Officials from across the state gathered Thursday at the Harvey County Courthouse to discuss water issues — conversations dominated, unsurprisingly, by the state's continuing drought.

According to Newton resident Byron Warta, who serves on a water-related committee and attended the meeting, western portions of the state have been hit particularly hard by a lack of moisture, and problems are likely to continue into the coming year.

"Yes, we've gotten some rain, but the rains are only recharging the surface and are not soaking deeper in our soils," he said.

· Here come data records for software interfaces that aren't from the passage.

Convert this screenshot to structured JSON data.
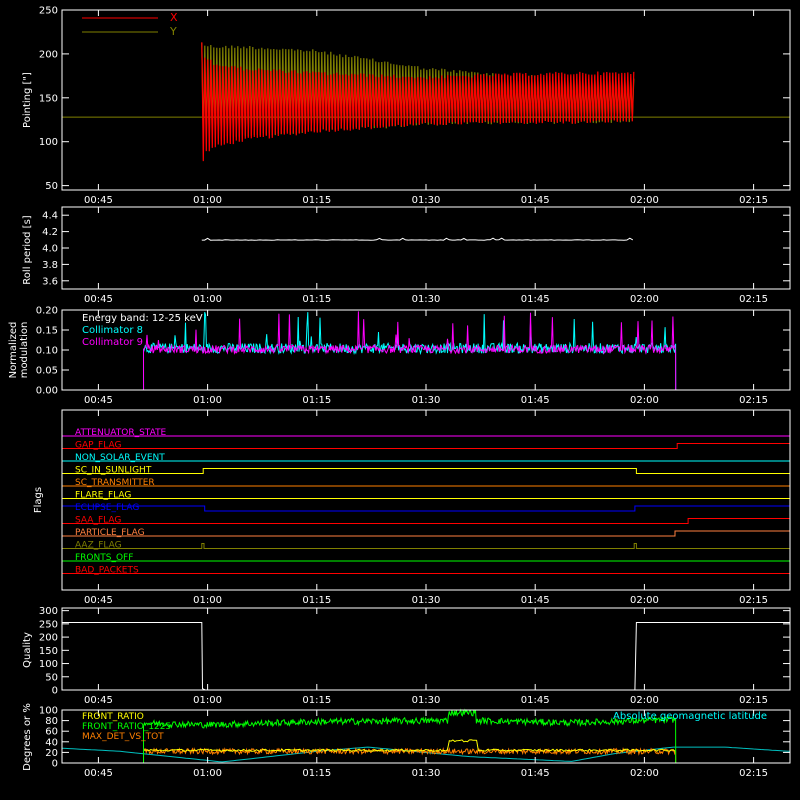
{
  "time_axis": {
    "range": [
      40,
      140
    ],
    "tick_values": [
      45,
      60,
      75,
      90,
      105,
      120,
      135
    ],
    "tick_labels": [
      "00:45",
      "01:00",
      "01:15",
      "01:30",
      "01:45",
      "02:00",
      "02:15"
    ]
  },
  "chart_data": [
    {
      "id": "pointing",
      "type": "line",
      "ylabel": "Pointing [\"]",
      "ylim": [
        45,
        250
      ],
      "yticks": [
        50,
        100,
        150,
        200,
        250
      ],
      "baseline": 128,
      "legend_position": "top-left",
      "series": [
        {
          "name": "X",
          "color": "#ff0000",
          "t_start": 59.2,
          "t_end": 118.7,
          "envelope_t": [
            59.2,
            59.6,
            61,
            65,
            75,
            90,
            100,
            110,
            118.7
          ],
          "upper": [
            215,
            200,
            190,
            185,
            180,
            175,
            178,
            180,
            180
          ],
          "lower": [
            70,
            85,
            92,
            100,
            110,
            118,
            120,
            120,
            122
          ]
        },
        {
          "name": "Y",
          "color": "#808000",
          "t_start": 59.2,
          "t_end": 118.7,
          "envelope_t": [
            59.2,
            59.6,
            61,
            65,
            75,
            90,
            100,
            110,
            118.7
          ],
          "upper": [
            215,
            212,
            210,
            210,
            205,
            185,
            178,
            175,
            175
          ],
          "lower": [
            100,
            100,
            102,
            105,
            110,
            118,
            120,
            120,
            122
          ]
        }
      ]
    },
    {
      "id": "roll",
      "type": "line",
      "ylabel": "Roll period [s]",
      "ylim": [
        3.5,
        4.5
      ],
      "yticks": [
        3.6,
        3.8,
        4.0,
        4.2,
        4.4
      ],
      "ytick_labels": [
        "3.6",
        "3.8",
        "4.0",
        "4.2",
        "4.4"
      ],
      "series": [
        {
          "name": "",
          "color": "#ffffff",
          "t_start": 59.2,
          "t_end": 118.7,
          "value": 4.1
        }
      ]
    },
    {
      "id": "modulation",
      "type": "line",
      "ylabel": "Normalized modulation",
      "ylim": [
        0,
        0.2
      ],
      "yticks": [
        0,
        0.05,
        0.1,
        0.15,
        0.2
      ],
      "ytick_labels": [
        "0.00",
        "0.05",
        "0.10",
        "0.15",
        "0.20"
      ],
      "annotation": "Energy band: 12-25 keV",
      "active_range": [
        51.2,
        124.3
      ],
      "series": [
        {
          "name": "Collimator 8",
          "color": "#00ffff",
          "mean": 0.1,
          "spread": 0.025
        },
        {
          "name": "Collimator 9",
          "color": "#ff00ff",
          "mean": 0.1,
          "spread": 0.02
        }
      ]
    },
    {
      "id": "flags",
      "type": "line",
      "ylabel": "Flags",
      "flags": [
        {
          "name": "ATTENUATOR_STATE",
          "color": "#ff00ff",
          "transitions": []
        },
        {
          "name": "GAP_FLAG",
          "color": "#ff0000",
          "transitions": [
            124.5
          ]
        },
        {
          "name": "NON_SOLAR_EVENT",
          "color": "#00ffff",
          "transitions": []
        },
        {
          "name": "SC_IN_SUNLIGHT",
          "color": "#ffff00",
          "transitions": [
            59.4,
            118.9
          ],
          "initial": 0
        },
        {
          "name": "SC_TRANSMITTER",
          "color": "#ff8000",
          "transitions": []
        },
        {
          "name": "FLARE_FLAG",
          "color": "#ffff00",
          "transitions": []
        },
        {
          "name": "ECLIPSE_FLAG",
          "color": "#0000ff",
          "transitions": [
            59.6,
            118.7
          ],
          "initial": 1
        },
        {
          "name": "SAA_FLAG",
          "color": "#ff0000",
          "transitions": [
            126.0
          ]
        },
        {
          "name": "PARTICLE_FLAG",
          "color": "#ff8040",
          "transitions": [
            124.2
          ]
        },
        {
          "name": "AAZ_FLAG",
          "color": "#808000",
          "transitions": [
            59.2,
            59.5,
            118.6,
            118.9
          ]
        },
        {
          "name": "FRONTS_OFF",
          "color": "#00ff00",
          "transitions": []
        },
        {
          "name": "BAD_PACKETS",
          "color": "#ff0000",
          "transitions": []
        }
      ]
    },
    {
      "id": "quality",
      "type": "line",
      "ylabel": "Quality",
      "ylim": [
        0,
        310
      ],
      "yticks": [
        0,
        50,
        100,
        150,
        200,
        250,
        300
      ],
      "series": [
        {
          "name": "",
          "color": "#ffffff",
          "x": [
            40,
            59.2,
            59.3,
            59.7,
            118.7,
            118.9,
            140
          ],
          "y": [
            255,
            255,
            5,
            0,
            0,
            255,
            255
          ]
        }
      ]
    },
    {
      "id": "ratios",
      "type": "line",
      "ylabel": "Degrees or %",
      "ylim": [
        0,
        100
      ],
      "yticks": [
        0,
        20,
        40,
        60,
        80,
        100
      ],
      "series": [
        {
          "name": "FRONT_RATIO",
          "color": "#ffff00"
        },
        {
          "name": "FRONT_RATIO_1225",
          "color": "#00ff00"
        },
        {
          "name": "MAX_DET_VS_TOT",
          "color": "#ff8000"
        },
        {
          "name": "Absolute geomagnetic latitude",
          "color": "#00c0c0"
        }
      ]
    }
  ]
}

The Kansas Water Authority met for most of the afternoon Thursday at the courthouse. The authority is made up of 12-15 members appointed by the governor. Each representative covers a different area of the water situation in the state, such as fish and wildlife, conservation, and industry. They make recommendations on water policy to state legislators and the governor.

Warta serves as the conservation representative on one of the state's Basin Advisory Committees, which were first established in each of the 12 river basins in Kansas in 1985. He's a rep on the Lower Arkansas BAC, which includes Harvey County and stretches from Larned to the Oklahoma state line.

One of the issues discussed at the meeting was the Kansas Water Plan, used by the state to address current water resource issues and to plan for future needs. Goals for the plan's five-year update include improving the state’s water quality; ensuring each citizen has a reliable water supply; reducing vulnerability to extreme events, such as flooding and drought; developing and maintaining state and local water infrastructure; and improving recreational opportunities available to citizens.

The Kansas Water Office reports although recent rains and snows have provided some drought relief, the state remains well below normal in total precipitation. Current indications are the drought will continue into the summer for portions of Kansas. Soil moistures and lake levels remain below normal. Public water suppliers have begun developing emergency conservation plans.

Officials at the meeting agreed they'd like to see more public involvement in water issues and increase public interest in the state's water plan — and not just when there's a water crisis.

“Perhaps you’ve seen this spoof called the ‘hydro-illogical cycle,’ which consists of several phases: rain, apathy, drought, awareness, concern, panic and rain, in that order,” Director Tracy Streeter wrote in a recent Kansas Water Office report. “While we welcome the precipitation when it arrives, we cannot allow ourselves to become complacent, and we have to address our water resource vulnerabilities.”

— With additional reporting by Ashton DelVecchio/Newton Kansan.